Start of SUPPLIED MATERIAL
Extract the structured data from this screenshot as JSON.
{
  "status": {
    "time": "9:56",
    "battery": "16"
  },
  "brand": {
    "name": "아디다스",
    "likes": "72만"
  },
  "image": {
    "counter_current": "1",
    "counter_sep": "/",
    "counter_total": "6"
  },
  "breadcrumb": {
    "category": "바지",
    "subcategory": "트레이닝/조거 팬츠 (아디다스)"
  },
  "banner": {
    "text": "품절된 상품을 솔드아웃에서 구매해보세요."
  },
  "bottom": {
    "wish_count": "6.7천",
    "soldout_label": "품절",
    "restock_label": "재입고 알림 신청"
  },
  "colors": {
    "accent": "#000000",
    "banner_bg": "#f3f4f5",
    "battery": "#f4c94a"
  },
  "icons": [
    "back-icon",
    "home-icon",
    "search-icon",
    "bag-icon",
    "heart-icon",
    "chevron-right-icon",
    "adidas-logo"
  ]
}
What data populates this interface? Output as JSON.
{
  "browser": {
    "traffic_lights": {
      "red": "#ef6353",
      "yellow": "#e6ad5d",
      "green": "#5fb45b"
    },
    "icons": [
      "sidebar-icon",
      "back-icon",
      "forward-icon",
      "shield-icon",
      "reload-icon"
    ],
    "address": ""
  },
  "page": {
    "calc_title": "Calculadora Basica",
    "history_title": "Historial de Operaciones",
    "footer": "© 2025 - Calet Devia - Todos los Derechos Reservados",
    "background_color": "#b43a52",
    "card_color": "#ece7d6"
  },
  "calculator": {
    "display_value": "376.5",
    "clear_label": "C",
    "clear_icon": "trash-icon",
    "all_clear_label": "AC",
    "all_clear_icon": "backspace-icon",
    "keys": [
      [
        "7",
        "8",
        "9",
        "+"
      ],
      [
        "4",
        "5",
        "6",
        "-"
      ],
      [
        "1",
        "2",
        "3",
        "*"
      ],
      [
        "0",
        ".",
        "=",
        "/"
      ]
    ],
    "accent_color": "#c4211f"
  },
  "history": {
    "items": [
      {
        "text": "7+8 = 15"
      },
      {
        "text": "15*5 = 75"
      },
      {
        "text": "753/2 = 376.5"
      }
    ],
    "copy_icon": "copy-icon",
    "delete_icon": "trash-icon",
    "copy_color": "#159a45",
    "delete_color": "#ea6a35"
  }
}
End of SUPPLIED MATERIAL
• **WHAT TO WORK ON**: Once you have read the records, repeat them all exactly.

• **EXERCISE RESULT**:
Extract the structured data from this screenshot as JSON.
{
  "status": {
    "time": "9:56",
    "battery": "16"
  },
  "brand": {
    "name": "아디다스",
    "likes": "72만"
  },
  "image": {
    "counter_current": "1",
    "counter_sep": "/",
    "counter_total": "6"
  },
  "breadcrumb": {
    "category": "바지",
    "subcategory": "트레이닝/조거 팬츠 (아디다스)"
  },
  "banner": {
    "text": "품절된 상품을 솔드아웃에서 구매해보세요."
  },
  "bottom": {
    "wish_count": "6.7천",
    "soldout_label": "품절",
    "restock_label": "재입고 알림 신청"
  },
  "colors": {
    "accent": "#000000",
    "banner_bg": "#f3f4f5",
    "battery": "#f4c94a"
  },
  "icons": [
    "back-icon",
    "home-icon",
    "search-icon",
    "bag-icon",
    "heart-icon",
    "chevron-right-icon",
    "adidas-logo"
  ]
}
What data populates this interface? Output as JSON.
{
  "browser": {
    "traffic_lights": {
      "red": "#ef6353",
      "yellow": "#e6ad5d",
      "green": "#5fb45b"
    },
    "icons": [
      "sidebar-icon",
      "back-icon",
      "forward-icon",
      "shield-icon",
      "reload-icon"
    ],
    "address": ""
  },
  "page": {
    "calc_title": "Calculadora Basica",
    "history_title": "Historial de Operaciones",
    "footer": "© 2025 - Calet Devia - Todos los Derechos Reservados",
    "background_color": "#b43a52",
    "card_color": "#ece7d6"
  },
  "calculator": {
    "display_value": "376.5",
    "clear_label": "C",
    "clear_icon": "trash-icon",
    "all_clear_label": "AC",
    "all_clear_icon": "backspace-icon",
    "keys": [
      [
        "7",
        "8",
        "9",
        "+"
      ],
      [
        "4",
        "5",
        "6",
        "-"
      ],
      [
        "1",
        "2",
        "3",
        "*"
      ],
      [
        "0",
        ".",
        "=",
        "/"
      ]
    ],
    "accent_color": "#c4211f"
  },
  "history": {
    "items": [
      {
        "text": "7+8 = 15"
      },
      {
        "text": "15*5 = 75"
      },
      {
        "text": "753/2 = 376.5"
      }
    ],
    "copy_icon": "copy-icon",
    "delete_icon": "trash-icon",
    "copy_color": "#159a45",
    "delete_color": "#ea6a35"
  }
}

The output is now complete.